We affirm the judgment of the Superior Court.

The Defendant's principal argument before us was his assertion that the indictment returned against him failed to meet the requirements of M.R.Crim.P. 7(c) which provides in pertinent part:

The indictment or the information shall be a plain, concise and definite written statement of the essential facts constituting the offense charged. It need not contain a formal commencement, a formal conclusion, or any other matter not necessary to such statement. Allegations made in one count may be incorporated by reference in another count....

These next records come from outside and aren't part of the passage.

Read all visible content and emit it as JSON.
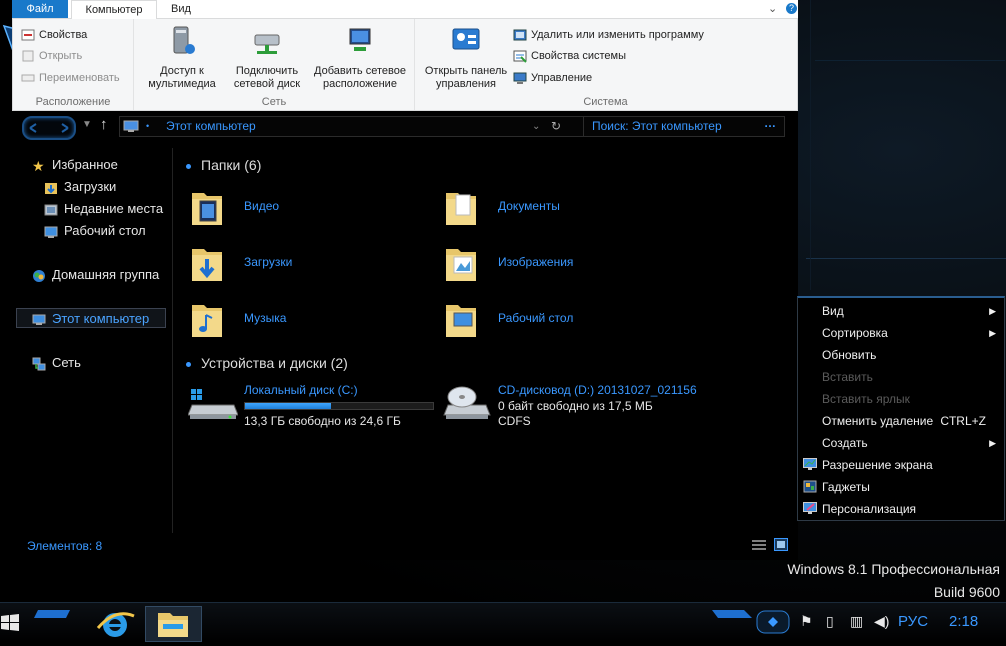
{
  "ribbon_tabs": {
    "file": "Файл",
    "computer": "Компьютер",
    "view": "Вид"
  },
  "window_controls": {
    "expand": "⌄",
    "help": "?"
  },
  "ribbon": {
    "location": {
      "properties": "Свойства",
      "open": "Открыть",
      "rename": "Переименовать",
      "group_label": "Расположение"
    },
    "network": {
      "media_access": "Доступ к мультимедиа",
      "map_drive": "Подключить сетевой диск",
      "add_location": "Добавить сетевое расположение",
      "group_label": "Сеть"
    },
    "system": {
      "control_panel": "Открыть панель управления",
      "uninstall": "Удалить или изменить программу",
      "system_props": "Свойства системы",
      "manage": "Управление",
      "group_label": "Система"
    }
  },
  "address": {
    "path": "Этот компьютер",
    "search_placeholder": "Поиск: Этот компьютер"
  },
  "nav": {
    "favorites": "Избранное",
    "downloads": "Загрузки",
    "recent": "Недавние места",
    "desktop": "Рабочий стол",
    "homegroup": "Домашняя группа",
    "this_pc": "Этот компьютер",
    "network": "Сеть"
  },
  "folders_header": "Папки (6)",
  "folders": [
    "Видео",
    "Документы",
    "Загрузки",
    "Изображения",
    "Музыка",
    "Рабочий стол"
  ],
  "devices_header": "Устройства и диски (2)",
  "drives": {
    "local": {
      "name": "Локальный диск (C:)",
      "free": "13,3 ГБ свободно из 24,6 ГБ",
      "used_fraction": 0.46
    },
    "cd": {
      "name": "CD-дисковод (D:) 20131027_021156",
      "free": "0 байт свободно из 17,5 МБ",
      "fs": "CDFS"
    }
  },
  "status": {
    "items": "Элементов: 8"
  },
  "context_menu": {
    "view": "Вид",
    "sort": "Сортировка",
    "refresh": "Обновить",
    "paste": "Вставить",
    "paste_shortcut": "Вставить ярлык",
    "undo_delete": "Отменить удаление",
    "undo_shortcut": "CTRL+Z",
    "new": "Создать",
    "resolution": "Разрешение экрана",
    "gadgets": "Гаджеты",
    "personalize": "Персонализация"
  },
  "watermark": {
    "line1": "Windows 8.1 Профессиональная",
    "line2": "Build 9600"
  },
  "tray": {
    "lang": "РУС",
    "time": "2:18"
  },
  "colors": {
    "accent": "#3a98ff",
    "ribbon_file_tab": "#1979ca"
  }
}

He raised this issue in Superior Court by a pre-trial motion to dismiss the indictment. The motion was denied.

In drawing the indictment against him the State chose to exercise to the fullest the latitude permitted by the language of M.R. Crim.P. 7(c) quoted above. In a preliminary paragraph the State alleged that "on or about the dates enumerated immediately below" there were certain sexual contacts which, if proved, would constitute the offense charged. The indictment then proceeded to state:

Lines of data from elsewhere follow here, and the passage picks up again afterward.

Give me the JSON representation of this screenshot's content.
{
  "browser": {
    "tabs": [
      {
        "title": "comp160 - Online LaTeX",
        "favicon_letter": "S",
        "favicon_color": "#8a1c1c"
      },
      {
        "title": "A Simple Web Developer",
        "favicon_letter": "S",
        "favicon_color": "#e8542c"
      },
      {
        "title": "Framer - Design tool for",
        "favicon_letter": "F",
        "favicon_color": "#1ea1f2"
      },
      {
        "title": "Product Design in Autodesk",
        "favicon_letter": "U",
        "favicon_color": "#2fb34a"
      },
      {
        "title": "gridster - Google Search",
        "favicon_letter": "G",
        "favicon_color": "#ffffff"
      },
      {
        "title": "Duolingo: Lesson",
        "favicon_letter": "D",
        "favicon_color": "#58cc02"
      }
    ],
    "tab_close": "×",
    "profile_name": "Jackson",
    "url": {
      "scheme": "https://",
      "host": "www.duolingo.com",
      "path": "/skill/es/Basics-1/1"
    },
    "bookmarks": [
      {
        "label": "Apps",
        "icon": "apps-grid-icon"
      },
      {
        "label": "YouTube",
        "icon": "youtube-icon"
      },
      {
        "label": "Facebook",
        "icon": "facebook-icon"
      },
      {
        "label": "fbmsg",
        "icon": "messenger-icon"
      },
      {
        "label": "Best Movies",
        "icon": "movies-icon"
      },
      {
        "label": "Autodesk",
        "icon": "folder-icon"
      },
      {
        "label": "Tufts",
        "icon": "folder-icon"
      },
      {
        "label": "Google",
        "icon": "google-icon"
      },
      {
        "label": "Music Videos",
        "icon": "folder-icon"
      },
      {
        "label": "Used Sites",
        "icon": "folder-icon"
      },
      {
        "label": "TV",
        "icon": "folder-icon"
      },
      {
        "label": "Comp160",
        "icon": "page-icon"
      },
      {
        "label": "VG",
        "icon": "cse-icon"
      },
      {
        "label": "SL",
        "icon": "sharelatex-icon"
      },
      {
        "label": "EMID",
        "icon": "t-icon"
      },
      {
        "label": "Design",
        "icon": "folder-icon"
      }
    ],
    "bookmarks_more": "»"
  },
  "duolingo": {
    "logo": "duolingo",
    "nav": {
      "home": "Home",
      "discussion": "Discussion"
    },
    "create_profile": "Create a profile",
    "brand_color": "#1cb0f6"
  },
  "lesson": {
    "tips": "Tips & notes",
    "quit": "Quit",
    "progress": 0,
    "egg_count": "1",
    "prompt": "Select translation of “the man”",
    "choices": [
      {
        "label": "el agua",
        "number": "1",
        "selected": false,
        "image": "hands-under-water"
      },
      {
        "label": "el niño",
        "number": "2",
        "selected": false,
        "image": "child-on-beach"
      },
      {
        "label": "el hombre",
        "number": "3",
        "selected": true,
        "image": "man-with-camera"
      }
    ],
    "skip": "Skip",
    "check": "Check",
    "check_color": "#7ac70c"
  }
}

COUNT 5: October 17, 1977

and continued in that abridged style through Count 46, for a total of 42 counts identifying 42 consecutive days.

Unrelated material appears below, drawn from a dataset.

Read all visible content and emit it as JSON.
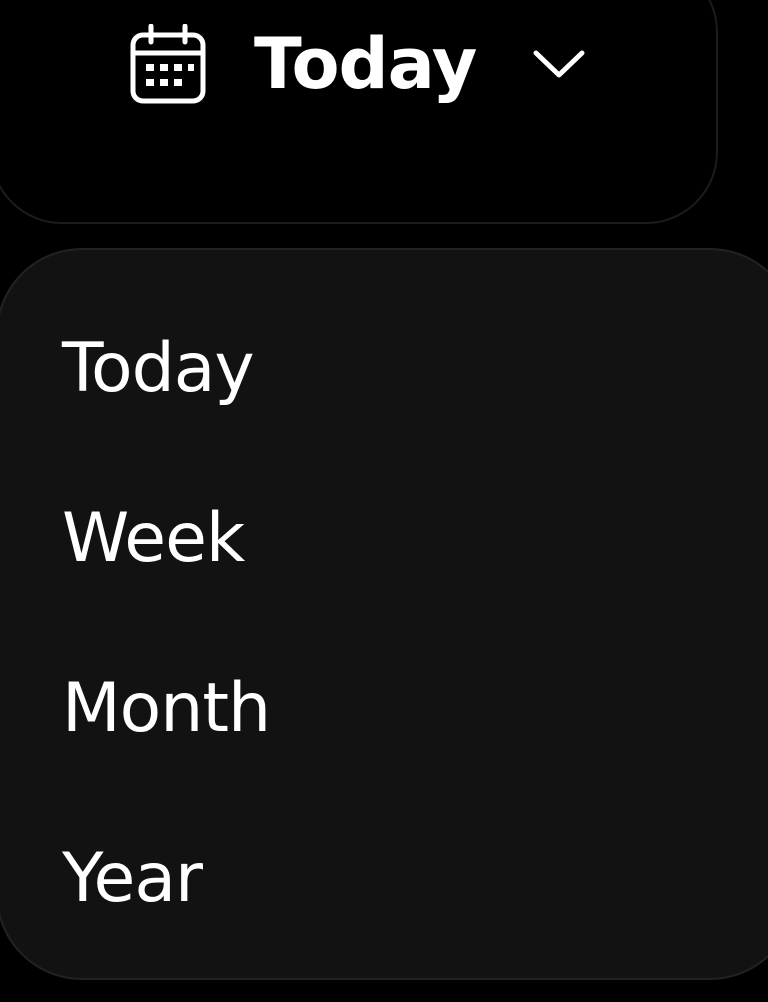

A person charged with a crime has the constitutional right to demand that the charge be set forth with such particularity as will indicate with a reasonable degree of precision the offense with which he is charged. State v. Lunney, Me., 400 A.2d 759, 762 (1979).

The indictment challenged before us meets that constitutional test and satisfies the requirements of our rule.

By concluding that this indictment was adequate, we do not suggest that we favor this draftsman's cursory approach to compliance with M.R.Crim.P. 7(c). A prosecutor will do well to set forth in each count all the elements of the offense charged in the count.[1]

As a second issue the Defendant argues that at the point where judgment of acquittal was directed as to all but two counts, the Superior Court should have ordered a mistrial. The court below made clear to the Defendant at that point that if he made such a motion it would be granted (and, implicitly, that a defense of double jeopardy would not stand in the way of a new trial). After a recess of 20 minutes the Defendant made the tactical decision not to *21 make such a motion. He gains nothing by raising that issue here.

As a final issue the Defendant urges that he should be granted a new trial because in the course of his argument, the prosecutor argued to the jury:

Touching may not be [defense counsel's] expression of sex, but the psychiatrists, I submit to you, have filled books on the subject on this type of activity. We have no further to go than our own library.

In the context of this trial it would not be reasonable to infer that by his reference to unspecified passages in unspecified books the prosecutor was attempting to introduce new evidence to the jury. The reasonable inference was that he was appealing to common knowledge. In this setting everyone knows, he argued, what "touching" is all about. At trial the Defendant's attorney did not object to this allusion to common knowledge. On appeal we have considered the issue and conclude there was no error here.

The entry, therefore, will be:

Appeal denied.

Judgment affirmed.

ARCHIBALD and GLASSMAN, JJ., did not sit.


[1] We deplore even more the State's shotgun approach of alleging 42 crimes on successive dates when it had evidence of only 25 crimes. In such overkill there is at the trial stage a potential for serious and reversible error. To some extent a presiding justice can control this situation by requiring the prosecutor in advance of trial to identify the more limited number of offenses as to which he is able to actually present evidence.